Problem details - Please count the lines in the records below that include the word "label" and report only the total.
___ Given data ___
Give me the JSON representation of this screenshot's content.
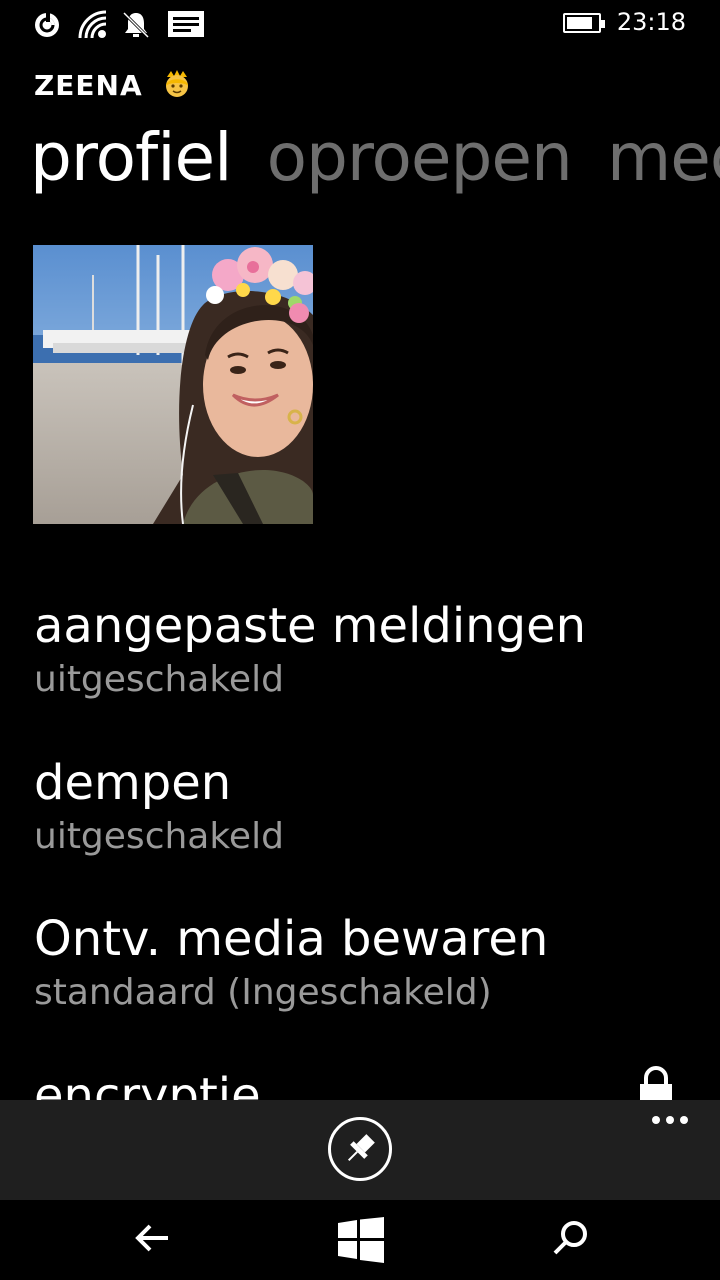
{
  "status_bar": {
    "time": "23:18",
    "battery_level": 0.85,
    "icons": [
      "data-sense-icon",
      "wifi-icon",
      "quiet-hours-icon",
      "message-icon",
      "battery-icon"
    ]
  },
  "header": {
    "contact_name": "ZEENA",
    "contact_emoji": "👸"
  },
  "pivot": {
    "tabs": [
      {
        "label": "profiel",
        "active": true
      },
      {
        "label": "oproepen",
        "active": false
      },
      {
        "label": "media",
        "active": false
      }
    ]
  },
  "settings": [
    {
      "title": "aangepaste meldingen",
      "subtitle": "uitgeschakeld"
    },
    {
      "title": "dempen",
      "subtitle": "uitgeschakeld"
    },
    {
      "title": "Ontv. media bewaren",
      "subtitle": "standaard (Ingeschakeld)"
    },
    {
      "title": "encryptie",
      "subtitle": ""
    }
  ],
  "app_bar": {
    "buttons": [
      "pin-icon",
      "more-icon"
    ]
  },
  "nav_bar": {
    "buttons": [
      "back-icon",
      "windows-start-icon",
      "search-icon"
    ]
  },
  "colors": {
    "background": "#000000",
    "inactive_tab": "#6e6e6e",
    "subtitle": "#9a9a9a",
    "app_bar": "#1f1f1f"
  }
}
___
Task output - 3